** Exercise goal **
Please work out how many lines in the records below include the word "content", and reply with that number only.

** Opening Material for the task block **

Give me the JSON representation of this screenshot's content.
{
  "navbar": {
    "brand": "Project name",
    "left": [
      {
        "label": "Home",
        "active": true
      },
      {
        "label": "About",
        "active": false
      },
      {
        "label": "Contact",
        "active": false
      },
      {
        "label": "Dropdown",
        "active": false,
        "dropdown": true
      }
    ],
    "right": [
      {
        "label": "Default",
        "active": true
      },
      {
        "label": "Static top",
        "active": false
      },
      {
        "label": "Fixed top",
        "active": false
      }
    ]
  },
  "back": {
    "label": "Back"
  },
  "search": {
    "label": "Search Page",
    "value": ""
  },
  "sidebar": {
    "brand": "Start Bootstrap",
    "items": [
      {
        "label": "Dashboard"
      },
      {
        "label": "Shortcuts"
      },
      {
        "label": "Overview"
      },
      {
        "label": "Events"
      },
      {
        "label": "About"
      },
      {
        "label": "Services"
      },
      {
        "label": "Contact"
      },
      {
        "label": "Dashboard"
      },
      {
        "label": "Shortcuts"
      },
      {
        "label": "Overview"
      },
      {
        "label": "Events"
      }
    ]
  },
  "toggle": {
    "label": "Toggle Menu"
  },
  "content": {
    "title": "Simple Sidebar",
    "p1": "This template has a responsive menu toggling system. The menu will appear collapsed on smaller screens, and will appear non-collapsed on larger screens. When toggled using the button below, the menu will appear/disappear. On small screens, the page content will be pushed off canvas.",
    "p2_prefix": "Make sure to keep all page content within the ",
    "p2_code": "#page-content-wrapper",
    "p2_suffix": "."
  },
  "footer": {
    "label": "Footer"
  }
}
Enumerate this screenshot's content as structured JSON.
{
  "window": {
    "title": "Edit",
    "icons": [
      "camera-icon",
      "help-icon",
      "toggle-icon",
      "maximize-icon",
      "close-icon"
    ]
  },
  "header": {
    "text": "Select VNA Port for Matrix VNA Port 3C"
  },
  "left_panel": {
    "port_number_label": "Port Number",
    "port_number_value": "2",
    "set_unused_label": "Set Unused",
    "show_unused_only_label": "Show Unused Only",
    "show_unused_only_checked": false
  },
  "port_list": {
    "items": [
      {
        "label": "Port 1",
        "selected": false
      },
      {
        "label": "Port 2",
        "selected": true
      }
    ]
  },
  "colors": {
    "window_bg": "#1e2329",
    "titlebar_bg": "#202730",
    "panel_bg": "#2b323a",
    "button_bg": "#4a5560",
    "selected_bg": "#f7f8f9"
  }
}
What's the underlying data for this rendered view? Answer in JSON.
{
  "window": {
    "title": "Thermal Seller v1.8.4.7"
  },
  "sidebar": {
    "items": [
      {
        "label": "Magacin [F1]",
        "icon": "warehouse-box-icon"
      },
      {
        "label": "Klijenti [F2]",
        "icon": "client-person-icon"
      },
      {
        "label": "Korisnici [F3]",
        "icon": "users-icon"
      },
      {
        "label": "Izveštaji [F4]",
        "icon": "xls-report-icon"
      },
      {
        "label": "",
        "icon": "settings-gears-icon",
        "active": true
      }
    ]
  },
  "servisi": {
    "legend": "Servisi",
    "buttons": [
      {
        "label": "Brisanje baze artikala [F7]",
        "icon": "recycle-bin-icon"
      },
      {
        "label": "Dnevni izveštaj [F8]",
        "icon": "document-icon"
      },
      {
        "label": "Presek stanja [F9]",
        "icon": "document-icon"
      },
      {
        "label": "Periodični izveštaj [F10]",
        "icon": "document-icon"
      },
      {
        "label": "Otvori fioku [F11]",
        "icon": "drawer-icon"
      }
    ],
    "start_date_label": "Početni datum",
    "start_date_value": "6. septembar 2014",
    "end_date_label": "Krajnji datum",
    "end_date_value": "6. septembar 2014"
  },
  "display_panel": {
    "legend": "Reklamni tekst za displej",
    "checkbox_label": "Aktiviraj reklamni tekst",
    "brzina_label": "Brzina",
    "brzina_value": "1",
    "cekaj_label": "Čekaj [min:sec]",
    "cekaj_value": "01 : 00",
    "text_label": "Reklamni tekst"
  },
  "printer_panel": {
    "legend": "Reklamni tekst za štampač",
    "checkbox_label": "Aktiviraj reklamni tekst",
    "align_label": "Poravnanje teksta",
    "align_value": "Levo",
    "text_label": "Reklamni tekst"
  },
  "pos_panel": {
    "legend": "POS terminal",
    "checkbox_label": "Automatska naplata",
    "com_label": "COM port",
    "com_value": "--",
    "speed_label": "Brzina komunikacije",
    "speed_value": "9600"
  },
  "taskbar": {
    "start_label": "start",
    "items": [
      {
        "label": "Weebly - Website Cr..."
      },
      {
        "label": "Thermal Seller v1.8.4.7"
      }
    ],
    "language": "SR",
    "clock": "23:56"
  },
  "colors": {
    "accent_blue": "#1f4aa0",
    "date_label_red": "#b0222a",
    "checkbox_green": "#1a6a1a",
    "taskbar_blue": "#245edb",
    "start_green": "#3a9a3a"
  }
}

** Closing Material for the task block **

** Output **
6